YOUR ASSIGNMENT -
Each line below needs to be repeated precisely as it is.

EXTRACTED DATA -

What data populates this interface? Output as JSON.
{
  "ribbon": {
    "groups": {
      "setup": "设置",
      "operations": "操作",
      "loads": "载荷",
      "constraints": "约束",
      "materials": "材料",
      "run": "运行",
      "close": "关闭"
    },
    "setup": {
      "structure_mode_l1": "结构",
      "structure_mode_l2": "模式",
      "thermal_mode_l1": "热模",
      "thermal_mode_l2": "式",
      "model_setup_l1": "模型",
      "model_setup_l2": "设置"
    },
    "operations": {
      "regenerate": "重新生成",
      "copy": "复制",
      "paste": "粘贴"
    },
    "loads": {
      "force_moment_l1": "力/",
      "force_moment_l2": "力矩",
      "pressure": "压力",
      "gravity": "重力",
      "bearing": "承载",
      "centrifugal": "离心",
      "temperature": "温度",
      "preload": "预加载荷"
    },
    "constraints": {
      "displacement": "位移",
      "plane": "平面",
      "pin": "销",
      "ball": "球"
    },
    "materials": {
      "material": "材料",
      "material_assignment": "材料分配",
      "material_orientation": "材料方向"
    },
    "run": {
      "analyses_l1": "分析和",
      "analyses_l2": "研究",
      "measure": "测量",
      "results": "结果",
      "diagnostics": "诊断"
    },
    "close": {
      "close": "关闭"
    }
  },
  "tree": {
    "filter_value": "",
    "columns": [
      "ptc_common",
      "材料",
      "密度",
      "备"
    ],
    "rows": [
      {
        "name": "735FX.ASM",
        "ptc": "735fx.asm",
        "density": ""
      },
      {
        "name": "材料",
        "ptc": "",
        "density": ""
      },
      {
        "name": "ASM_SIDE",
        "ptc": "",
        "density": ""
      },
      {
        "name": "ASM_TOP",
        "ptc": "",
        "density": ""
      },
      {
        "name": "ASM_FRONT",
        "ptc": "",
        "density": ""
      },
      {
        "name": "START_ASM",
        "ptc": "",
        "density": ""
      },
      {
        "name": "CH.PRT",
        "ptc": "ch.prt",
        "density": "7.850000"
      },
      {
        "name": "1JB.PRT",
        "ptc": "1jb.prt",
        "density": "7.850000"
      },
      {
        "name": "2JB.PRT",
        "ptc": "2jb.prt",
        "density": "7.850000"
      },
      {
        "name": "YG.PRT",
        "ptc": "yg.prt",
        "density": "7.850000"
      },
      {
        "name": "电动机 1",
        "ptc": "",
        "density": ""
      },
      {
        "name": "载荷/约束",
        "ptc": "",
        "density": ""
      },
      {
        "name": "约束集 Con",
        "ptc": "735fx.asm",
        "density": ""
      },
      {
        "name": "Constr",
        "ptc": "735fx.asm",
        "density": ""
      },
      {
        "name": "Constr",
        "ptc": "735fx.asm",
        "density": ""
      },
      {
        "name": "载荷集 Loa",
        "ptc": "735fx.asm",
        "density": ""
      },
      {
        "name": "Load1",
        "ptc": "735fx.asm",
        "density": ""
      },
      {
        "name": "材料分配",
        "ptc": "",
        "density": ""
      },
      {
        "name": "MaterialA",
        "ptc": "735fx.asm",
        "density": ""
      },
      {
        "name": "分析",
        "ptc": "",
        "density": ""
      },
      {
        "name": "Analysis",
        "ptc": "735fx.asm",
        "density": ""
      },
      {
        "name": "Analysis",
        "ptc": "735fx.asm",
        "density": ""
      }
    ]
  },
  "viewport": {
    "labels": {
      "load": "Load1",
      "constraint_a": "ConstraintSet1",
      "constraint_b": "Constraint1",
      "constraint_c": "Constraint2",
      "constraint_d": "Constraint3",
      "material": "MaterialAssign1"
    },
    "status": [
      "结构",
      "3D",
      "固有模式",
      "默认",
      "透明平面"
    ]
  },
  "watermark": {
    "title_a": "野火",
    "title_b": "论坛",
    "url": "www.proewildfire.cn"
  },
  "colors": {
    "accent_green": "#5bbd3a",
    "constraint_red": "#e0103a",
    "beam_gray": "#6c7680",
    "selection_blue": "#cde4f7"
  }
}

OUTPUT FOR THIS EXERCISE -
What data populates this interface? Output as JSON.
{
  "ribbon": {
    "groups": {
      "setup": "设置",
      "operations": "操作",
      "loads": "载荷",
      "constraints": "约束",
      "materials": "材料",
      "run": "运行",
      "close": "关闭"
    },
    "setup": {
      "structure_mode_l1": "结构",
      "structure_mode_l2": "模式",
      "thermal_mode_l1": "热模",
      "thermal_mode_l2": "式",
      "model_setup_l1": "模型",
      "model_setup_l2": "设置"
    },
    "operations": {
      "regenerate": "重新生成",
      "copy": "复制",
      "paste": "粘贴"
    },
    "loads": {
      "force_moment_l1": "力/",
      "force_moment_l2": "力矩",
      "pressure": "压力",
      "gravity": "重力",
      "bearing": "承载",
      "centrifugal": "离心",
      "temperature": "温度",
      "preload": "预加载荷"
    },
    "constraints": {
      "displacement": "位移",
      "plane": "平面",
      "pin": "销",
      "ball": "球"
    },
    "materials": {
      "material": "材料",
      "material_assignment": "材料分配",
      "material_orientation": "材料方向"
    },
    "run": {
      "analyses_l1": "分析和",
      "analyses_l2": "研究",
      "measure": "测量",
      "results": "结果",
      "diagnostics": "诊断"
    },
    "close": {
      "close": "关闭"
    }
  },
  "tree": {
    "filter_value": "",
    "columns": [
      "ptc_common",
      "材料",
      "密度",
      "备"
    ],
    "rows": [
      {
        "name": "735FX.ASM",
        "ptc": "735fx.asm",
        "density": ""
      },
      {
        "name": "材料",
        "ptc": "",
        "density": ""
      },
      {
        "name": "ASM_SIDE",
        "ptc": "",
        "density": ""
      },
      {
        "name": "ASM_TOP",
        "ptc": "",
        "density": ""
      },
      {
        "name": "ASM_FRONT",
        "ptc": "",
        "density": ""
      },
      {
        "name": "START_ASM",
        "ptc": "",
        "density": ""
      },
      {
        "name": "CH.PRT",
        "ptc": "ch.prt",
        "density": "7.850000"
      },
      {
        "name": "1JB.PRT",
        "ptc": "1jb.prt",
        "density": "7.850000"
      },
      {
        "name": "2JB.PRT",
        "ptc": "2jb.prt",
        "density": "7.850000"
      },
      {
        "name": "YG.PRT",
        "ptc": "yg.prt",
        "density": "7.850000"
      },
      {
        "name": "电动机 1",
        "ptc": "",
        "density": ""
      },
      {
        "name": "载荷/约束",
        "ptc": "",
        "density": ""
      },
      {
        "name": "约束集 Con",
        "ptc": "735fx.asm",
        "density": ""
      },
      {
        "name": "Constr",
        "ptc": "735fx.asm",
        "density": ""
      },
      {
        "name": "Constr",
        "ptc": "735fx.asm",
        "density": ""
      },
      {
        "name": "载荷集 Loa",
        "ptc": "735fx.asm",
        "density": ""
      },
      {
        "name": "Load1",
        "ptc": "735fx.asm",
        "density": ""
      },
      {
        "name": "材料分配",
        "ptc": "",
        "density": ""
      },
      {
        "name": "MaterialA",
        "ptc": "735fx.asm",
        "density": ""
      },
      {
        "name": "分析",
        "ptc": "",
        "density": ""
      },
      {
        "name": "Analysis",
        "ptc": "735fx.asm",
        "density": ""
      },
      {
        "name": "Analysis",
        "ptc": "735fx.asm",
        "density": ""
      }
    ]
  },
  "viewport": {
    "labels": {
      "load": "Load1",
      "constraint_a": "ConstraintSet1",
      "constraint_b": "Constraint1",
      "constraint_c": "Constraint2",
      "constraint_d": "Constraint3",
      "material": "MaterialAssign1"
    },
    "status": [
      "结构",
      "3D",
      "固有模式",
      "默认",
      "透明平面"
    ]
  },
  "watermark": {
    "title_a": "野火",
    "title_b": "论坛",
    "url": "www.proewildfire.cn"
  },
  "colors": {
    "accent_green": "#5bbd3a",
    "constraint_red": "#e0103a",
    "beam_gray": "#6c7680",
    "selection_blue": "#cde4f7"
  }
}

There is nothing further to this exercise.